We would love to talk to you some more, but our time is running out. Some good reads on IT Operations Analytics with the Elastic Stack:

Finding Bad Guys

In security as well as with IT operations, we can utilize X-Pack Machine Learning to find unusual patterns in all of our data, with quantitative and qualitative algorithms.


Should we spot suspicious activity, we can utilize X-Pack Graph to create connections between data points and traverse the logs using algorithms that put the relevance first, the popularity second. This is an excellent way to weed out noise that could otherwise interfere with our observability.

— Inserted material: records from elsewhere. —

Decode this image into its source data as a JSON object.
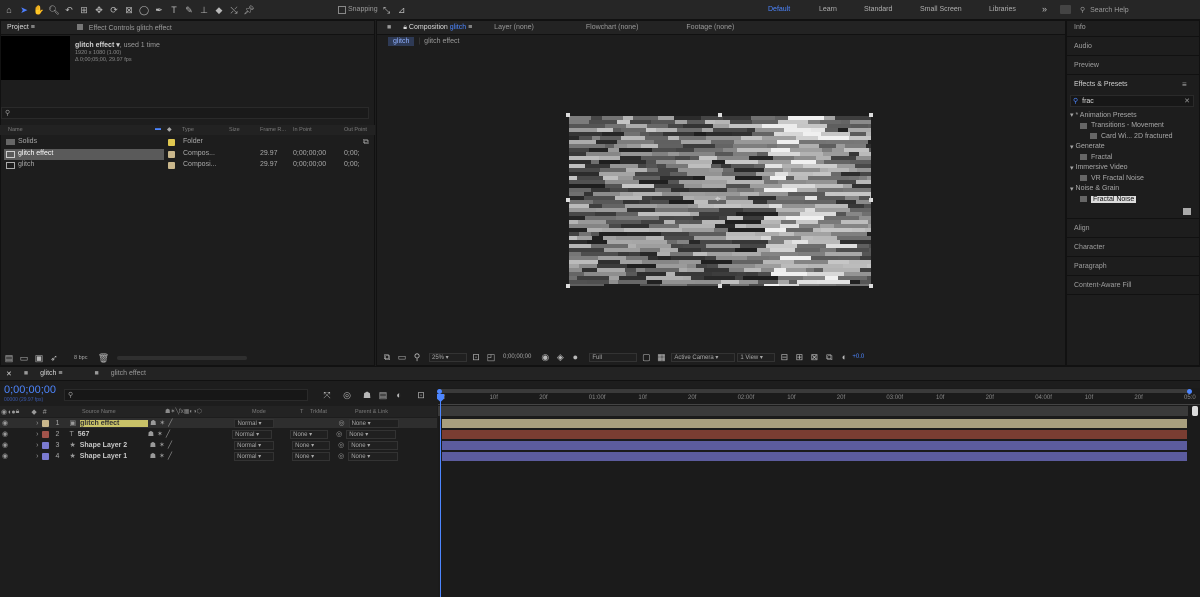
{
  "toolbar": {
    "snapping_label": "Snapping"
  },
  "workspaces": [
    "Default",
    "Learn",
    "Standard",
    "Small Screen",
    "Libraries"
  ],
  "search_help_placeholder": "Search Help",
  "project": {
    "tab_label": "Project",
    "effect_controls_label": "Effect Controls glitch effect",
    "selected_name": "glitch effect",
    "used_text": ", used 1 time",
    "resolution": "1920 x 1080 (1.00)",
    "duration": "Δ 0;00;05;00, 29.97 fps",
    "columns": [
      "Name",
      "Type",
      "Size",
      "Frame R...",
      "In Point",
      "Out Point"
    ],
    "items": [
      {
        "name": "Solids",
        "type": "Folder",
        "rate": "",
        "in": "",
        "out": ""
      },
      {
        "name": "glitch effect",
        "type": "Compos...",
        "rate": "29.97",
        "in": "0;00;00;00",
        "out": "0;00;"
      },
      {
        "name": "glitch",
        "type": "Composi...",
        "rate": "29.97",
        "in": "0;00;00;00",
        "out": "0;00;"
      }
    ],
    "bpc": "8 bpc"
  },
  "composition": {
    "tab_label": "Composition",
    "tab_name": "glitch",
    "other_tabs": [
      "Layer (none)",
      "Flowchart (none)",
      "Footage (none)"
    ],
    "breadcrumbs": [
      "glitch",
      "glitch effect"
    ],
    "zoom": "25%",
    "timecode": "0;00;00;00",
    "resolution": "Full",
    "camera": "Active Camera",
    "views": "1 View",
    "exposure": "+0.0"
  },
  "right_panel": {
    "info": "Info",
    "audio": "Audio",
    "preview": "Preview",
    "effects_presets": "Effects & Presets",
    "search_value": "frac",
    "tree": [
      {
        "label": "* Animation Presets",
        "indent": 0
      },
      {
        "label": "Transitions - Movement",
        "indent": 1
      },
      {
        "label": "Card Wi... 2D fractured",
        "indent": 2
      },
      {
        "label": "Generate",
        "indent": 0
      },
      {
        "label": "Fractal",
        "indent": 1
      },
      {
        "label": "Immersive Video",
        "indent": 0
      },
      {
        "label": "VR Fractal Noise",
        "indent": 1
      },
      {
        "label": "Noise & Grain",
        "indent": 0
      },
      {
        "label": "Fractal Noise",
        "indent": 1,
        "selected": true
      }
    ],
    "align": "Align",
    "character": "Character",
    "paragraph": "Paragraph",
    "content_aware": "Content-Aware Fill"
  },
  "timeline": {
    "tabs": [
      "glitch",
      "glitch effect"
    ],
    "timecode": "0;00;00;00",
    "sub_timecode": "00000 (29.97 fps)",
    "columns": [
      "Source Name",
      "Mode",
      "T",
      "TrkMat",
      "Parent & Link"
    ],
    "layers": [
      {
        "num": "1",
        "name": "glitch effect",
        "mode": "Normal",
        "trkmat": "",
        "parent": "None",
        "color": "#c9b78c"
      },
      {
        "num": "2",
        "name": "567",
        "mode": "Normal",
        "trkmat": "None",
        "parent": "None",
        "color": "#a0534b"
      },
      {
        "num": "3",
        "name": "Shape Layer 2",
        "mode": "Normal",
        "trkmat": "None",
        "parent": "None",
        "color": "#7a7ad0"
      },
      {
        "num": "4",
        "name": "Shape Layer 1",
        "mode": "Normal",
        "trkmat": "None",
        "parent": "None",
        "color": "#7a7ad0"
      }
    ],
    "ruler": [
      "0f",
      "10f",
      "20f",
      "01:00f",
      "10f",
      "20f",
      "02:00f",
      "10f",
      "20f",
      "03:00f",
      "10f",
      "20f",
      "04:00f",
      "10f",
      "20f",
      "05:0"
    ],
    "bar_colors": [
      "#a89f7e",
      "#7a3d32",
      "#5c5c9e",
      "#5c5c9e"
    ]
  }
}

We would love to talk to you some more, but this blog is not meant as a comprehensive discussion of how to do API Security Analytics. Luckily, such resources already exist. Some good reads on Security Analytics with the Elastic Stack:

Expand Your Horizon with APM

Adding APM (Application Performance Monitoring) to the Elastic Stack is a natural next step in providing our users with end-to-end monitoring, from logging, to server-level metrics, to application-level metrics, all the way to the end-user experience in the browser or client. It allows for more visibility of the operations of your APIs. APM is currenty in Alpha and hence not quite ready for production today. However, as new, exciting innovations go, it’s worth taking a look at it today!

Some good reads on the upcoming APM module of the Elastic Stack:


Icons made by Freepik from flaticon.com